Scan the listing below. Copy each line that contains "pour".

━━━

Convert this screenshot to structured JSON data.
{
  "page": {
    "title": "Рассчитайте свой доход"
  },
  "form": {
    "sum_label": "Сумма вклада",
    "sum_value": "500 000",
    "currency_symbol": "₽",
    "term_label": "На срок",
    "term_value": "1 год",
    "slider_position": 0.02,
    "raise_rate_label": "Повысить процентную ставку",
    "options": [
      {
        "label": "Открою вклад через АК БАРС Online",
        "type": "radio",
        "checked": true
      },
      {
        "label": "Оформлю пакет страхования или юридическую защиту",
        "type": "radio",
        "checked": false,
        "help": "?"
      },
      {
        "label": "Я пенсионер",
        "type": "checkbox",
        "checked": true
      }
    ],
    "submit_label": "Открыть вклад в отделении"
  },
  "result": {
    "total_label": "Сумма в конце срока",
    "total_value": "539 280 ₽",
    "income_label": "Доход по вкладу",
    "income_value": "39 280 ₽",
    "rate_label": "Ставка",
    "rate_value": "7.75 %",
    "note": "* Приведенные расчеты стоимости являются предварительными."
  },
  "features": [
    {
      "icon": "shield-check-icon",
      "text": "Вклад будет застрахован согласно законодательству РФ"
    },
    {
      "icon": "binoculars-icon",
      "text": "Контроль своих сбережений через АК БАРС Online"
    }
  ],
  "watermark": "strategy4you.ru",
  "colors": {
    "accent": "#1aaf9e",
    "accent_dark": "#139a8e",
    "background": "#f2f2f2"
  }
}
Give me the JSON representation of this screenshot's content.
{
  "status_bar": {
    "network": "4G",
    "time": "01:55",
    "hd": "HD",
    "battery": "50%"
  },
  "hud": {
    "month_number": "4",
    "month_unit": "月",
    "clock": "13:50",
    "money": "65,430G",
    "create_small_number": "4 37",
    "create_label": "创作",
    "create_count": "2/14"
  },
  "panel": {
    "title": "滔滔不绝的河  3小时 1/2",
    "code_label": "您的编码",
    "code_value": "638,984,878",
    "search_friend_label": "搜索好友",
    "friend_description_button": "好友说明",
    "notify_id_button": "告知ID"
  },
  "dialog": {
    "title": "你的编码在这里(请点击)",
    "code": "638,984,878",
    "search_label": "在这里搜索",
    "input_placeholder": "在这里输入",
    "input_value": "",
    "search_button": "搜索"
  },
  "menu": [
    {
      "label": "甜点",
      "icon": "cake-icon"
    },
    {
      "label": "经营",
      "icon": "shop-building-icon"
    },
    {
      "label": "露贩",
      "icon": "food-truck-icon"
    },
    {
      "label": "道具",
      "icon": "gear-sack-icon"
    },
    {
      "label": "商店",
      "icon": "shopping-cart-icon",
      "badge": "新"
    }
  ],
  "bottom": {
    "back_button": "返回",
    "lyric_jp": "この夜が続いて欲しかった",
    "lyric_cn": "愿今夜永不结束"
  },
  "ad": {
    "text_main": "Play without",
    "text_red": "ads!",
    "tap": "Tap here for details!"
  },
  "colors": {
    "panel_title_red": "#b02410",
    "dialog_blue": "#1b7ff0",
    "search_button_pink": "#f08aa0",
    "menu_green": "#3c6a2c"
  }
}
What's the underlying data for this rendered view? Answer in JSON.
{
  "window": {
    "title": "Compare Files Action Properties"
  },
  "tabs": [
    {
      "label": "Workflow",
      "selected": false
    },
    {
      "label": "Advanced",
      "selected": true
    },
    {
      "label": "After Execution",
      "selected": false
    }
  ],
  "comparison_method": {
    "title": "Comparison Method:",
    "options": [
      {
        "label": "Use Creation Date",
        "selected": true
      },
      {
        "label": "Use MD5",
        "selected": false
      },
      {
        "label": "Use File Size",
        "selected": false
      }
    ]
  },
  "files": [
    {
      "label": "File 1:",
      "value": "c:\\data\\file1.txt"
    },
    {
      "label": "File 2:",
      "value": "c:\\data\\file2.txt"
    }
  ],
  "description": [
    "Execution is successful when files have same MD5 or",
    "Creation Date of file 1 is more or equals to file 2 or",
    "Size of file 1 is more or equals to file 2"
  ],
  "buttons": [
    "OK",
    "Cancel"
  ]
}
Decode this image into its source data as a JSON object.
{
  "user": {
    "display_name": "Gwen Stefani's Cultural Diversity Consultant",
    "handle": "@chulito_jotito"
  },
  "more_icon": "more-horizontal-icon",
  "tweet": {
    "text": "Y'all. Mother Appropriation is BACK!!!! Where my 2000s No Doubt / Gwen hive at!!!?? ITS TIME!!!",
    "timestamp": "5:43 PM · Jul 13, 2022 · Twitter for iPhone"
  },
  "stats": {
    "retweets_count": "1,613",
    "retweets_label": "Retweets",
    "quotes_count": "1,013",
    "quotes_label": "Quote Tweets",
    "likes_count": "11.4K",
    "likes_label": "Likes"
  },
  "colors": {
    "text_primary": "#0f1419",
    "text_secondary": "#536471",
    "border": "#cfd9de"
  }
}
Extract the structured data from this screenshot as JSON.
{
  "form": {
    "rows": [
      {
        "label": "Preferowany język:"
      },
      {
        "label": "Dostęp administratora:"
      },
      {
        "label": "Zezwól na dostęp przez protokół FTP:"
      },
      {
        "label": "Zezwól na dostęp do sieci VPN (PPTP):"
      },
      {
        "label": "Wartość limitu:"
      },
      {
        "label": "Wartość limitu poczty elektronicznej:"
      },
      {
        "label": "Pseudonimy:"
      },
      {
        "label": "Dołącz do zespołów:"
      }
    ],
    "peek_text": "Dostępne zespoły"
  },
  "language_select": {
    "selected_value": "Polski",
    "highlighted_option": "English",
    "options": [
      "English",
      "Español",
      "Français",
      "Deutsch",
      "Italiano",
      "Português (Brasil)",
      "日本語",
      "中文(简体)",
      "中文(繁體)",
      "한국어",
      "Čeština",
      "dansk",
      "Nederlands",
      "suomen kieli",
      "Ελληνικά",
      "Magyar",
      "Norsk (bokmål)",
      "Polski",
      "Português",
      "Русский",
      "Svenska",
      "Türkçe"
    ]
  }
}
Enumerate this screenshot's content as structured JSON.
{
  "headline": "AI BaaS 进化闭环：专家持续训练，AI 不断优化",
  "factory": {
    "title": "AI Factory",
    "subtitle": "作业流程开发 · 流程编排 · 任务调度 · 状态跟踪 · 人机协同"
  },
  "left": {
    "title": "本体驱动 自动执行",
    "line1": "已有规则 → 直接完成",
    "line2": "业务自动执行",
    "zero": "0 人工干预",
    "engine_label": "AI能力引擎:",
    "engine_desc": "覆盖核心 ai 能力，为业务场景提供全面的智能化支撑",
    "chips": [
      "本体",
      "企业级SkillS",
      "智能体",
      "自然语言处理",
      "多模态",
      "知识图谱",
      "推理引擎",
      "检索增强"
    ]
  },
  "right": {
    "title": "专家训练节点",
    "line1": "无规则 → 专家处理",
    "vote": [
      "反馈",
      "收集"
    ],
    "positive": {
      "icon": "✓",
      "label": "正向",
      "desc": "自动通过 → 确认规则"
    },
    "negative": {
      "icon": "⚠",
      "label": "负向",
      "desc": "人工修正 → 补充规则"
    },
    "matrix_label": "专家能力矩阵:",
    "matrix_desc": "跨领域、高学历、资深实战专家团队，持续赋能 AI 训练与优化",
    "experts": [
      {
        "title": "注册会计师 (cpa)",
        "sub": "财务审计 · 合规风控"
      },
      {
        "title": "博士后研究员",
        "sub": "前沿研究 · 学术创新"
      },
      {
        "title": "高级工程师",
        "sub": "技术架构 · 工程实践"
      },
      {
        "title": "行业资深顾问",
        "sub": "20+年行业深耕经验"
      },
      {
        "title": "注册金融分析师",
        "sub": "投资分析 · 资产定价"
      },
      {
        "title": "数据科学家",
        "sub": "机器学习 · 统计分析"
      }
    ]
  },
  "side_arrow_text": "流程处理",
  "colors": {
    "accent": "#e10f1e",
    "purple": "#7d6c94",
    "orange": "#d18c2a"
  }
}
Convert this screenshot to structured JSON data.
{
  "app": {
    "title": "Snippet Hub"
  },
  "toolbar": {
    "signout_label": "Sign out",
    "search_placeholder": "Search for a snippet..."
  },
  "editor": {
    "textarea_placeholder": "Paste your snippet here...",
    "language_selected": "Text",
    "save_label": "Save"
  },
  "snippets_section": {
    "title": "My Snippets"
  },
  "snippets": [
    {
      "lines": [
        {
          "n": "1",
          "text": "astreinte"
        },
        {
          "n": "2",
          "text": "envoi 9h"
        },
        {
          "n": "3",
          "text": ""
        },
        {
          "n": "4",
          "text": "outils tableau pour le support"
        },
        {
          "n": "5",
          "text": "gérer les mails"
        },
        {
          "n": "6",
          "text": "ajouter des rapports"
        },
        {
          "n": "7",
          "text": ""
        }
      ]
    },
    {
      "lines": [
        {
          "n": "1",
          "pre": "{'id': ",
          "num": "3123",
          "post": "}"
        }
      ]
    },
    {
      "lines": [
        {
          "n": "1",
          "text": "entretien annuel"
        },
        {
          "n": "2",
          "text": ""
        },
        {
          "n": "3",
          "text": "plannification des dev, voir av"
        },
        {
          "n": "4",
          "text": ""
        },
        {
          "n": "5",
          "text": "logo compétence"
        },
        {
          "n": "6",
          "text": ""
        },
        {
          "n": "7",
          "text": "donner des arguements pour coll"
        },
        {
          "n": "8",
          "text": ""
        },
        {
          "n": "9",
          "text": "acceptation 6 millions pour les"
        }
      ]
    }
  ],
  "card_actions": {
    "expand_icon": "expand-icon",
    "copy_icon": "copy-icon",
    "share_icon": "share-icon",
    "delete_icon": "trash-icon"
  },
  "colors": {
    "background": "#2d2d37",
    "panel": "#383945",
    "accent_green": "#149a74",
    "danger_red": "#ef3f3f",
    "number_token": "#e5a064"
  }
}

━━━

- _Response box_:
          "text": "outils tableau pour le support"
          "text": "donner des arguements pour coll"
          "text": "acceptation 6 millions pour les"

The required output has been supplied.